However, "Art Ops" spends a lot of time developing its protagonist, Reggie, but it doesn't manage to make him compelling. His rejection of his "homo neglectus" mother and her help reads as juvenile rather than justified -- though, to be fair, it's possible that it's meant to. Reggie complains a lot about his mother's workaholic neglect, but -- on the page -- she only ever shows competence and caring. That contrast could be intentional. Unfortunately, the death of Reggie's girlfriend Jess also doesn't land, and it doesn't feel intentional. The scene is more fridge-y than anything, particularly since the reader doesn't even know Jess's name until one panel before her death. (In contrast, Jess addresses Reggie by name three times in the same span.) The use of "she" and "her" in the captions -- "I believed my story was with hers" and "She should have stayed home" -- has a poetic rhythm, but -- rather than reading like poetry -- it reads like a reminder that Jess could have been any woman, with any name, since she isn't a character in her own right. She's a tool for Reggie's development. (This could be remedied in later issues, but it stands for now.)
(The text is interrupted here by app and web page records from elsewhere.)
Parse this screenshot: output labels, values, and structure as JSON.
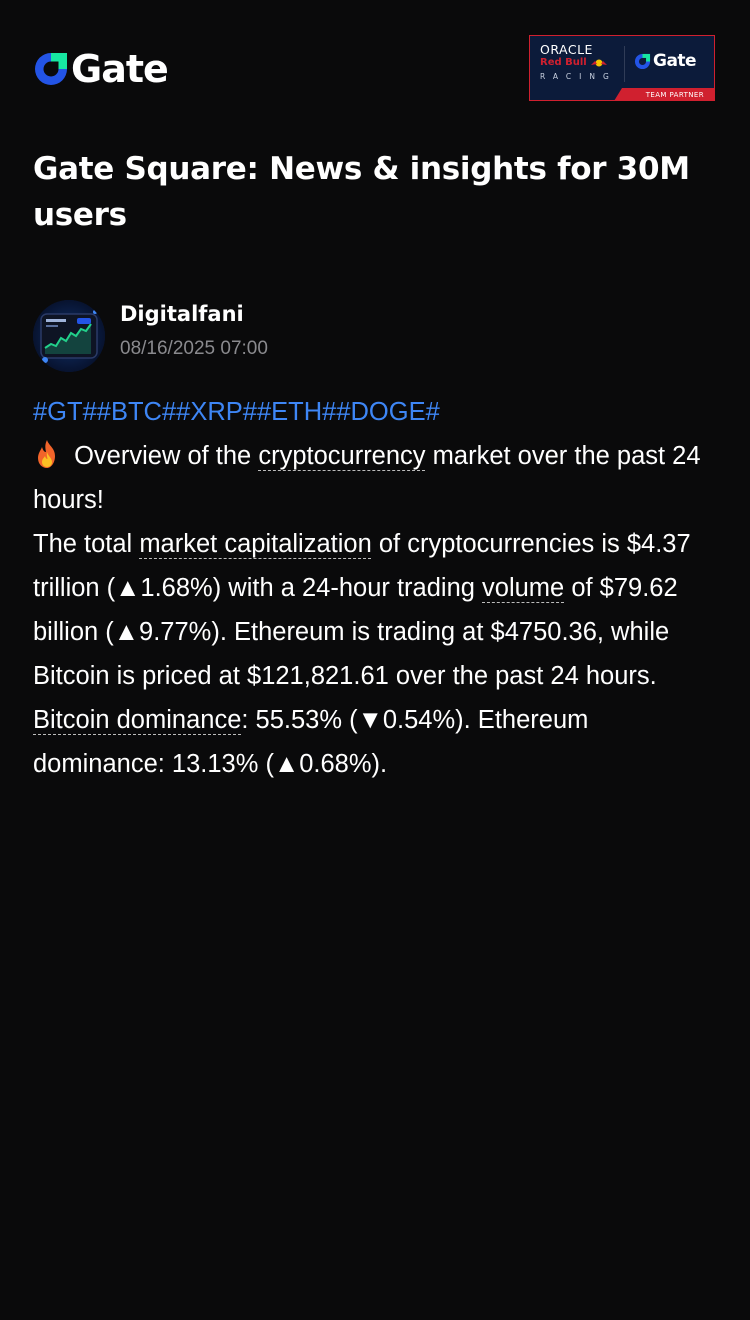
{
  "brand": {
    "name": "Gate",
    "logo_icon": "gate-g-icon",
    "accent_colors": [
      "#2354e6",
      "#17e6a1"
    ]
  },
  "partner": {
    "line1": "ORACLE",
    "line2": "Red Bull",
    "line3": "RACING",
    "gate_label": "Gate",
    "strip_label": "TEAM PARTNER",
    "border_color": "#d0202f",
    "bg_color": "#0c1b3a"
  },
  "page": {
    "title": "Gate Square: News & insights for 30M users"
  },
  "author": {
    "name": "Digitalfani",
    "timestamp": "08/16/2025 07:00",
    "avatar_icon": "trading-chart-avatar"
  },
  "post": {
    "hashtags": [
      "#GT#",
      "#BTC#",
      "#XRP#",
      "#ETH#",
      "#DOGE#"
    ],
    "hashtag_color": "#3e86f5",
    "emoji": "🔥",
    "p1_text": " Overview of the ",
    "p1_term": "cryptocurrency",
    "p1_tail": " market over the past 24 hours!",
    "p2_a": "The total ",
    "p2_term1": "market capitalization",
    "p2_b": " of cryptocurrencies is $4.37 trillion (▲1.68%) with a 24-hour trading ",
    "p2_term2": "volume",
    "p2_c": " of $79.62 billion (▲9.77%). Ethereum is trading at $4750.36, while Bitcoin is priced at $121,821.61 over the past 24 hours. ",
    "p2_term3": "Bitcoin dominance",
    "p2_d": ": 55.53% (▼0.54%). Ethereum dominance: 13.13% (▲0.68%)."
  }
}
At the end of its first issue, "Art Ops" #1 has one of the legs of a solid foundation. The creative team executes well on its concept. Given some more time to develop its characters, it could make them just as memorable as the visuals and ideas at play here.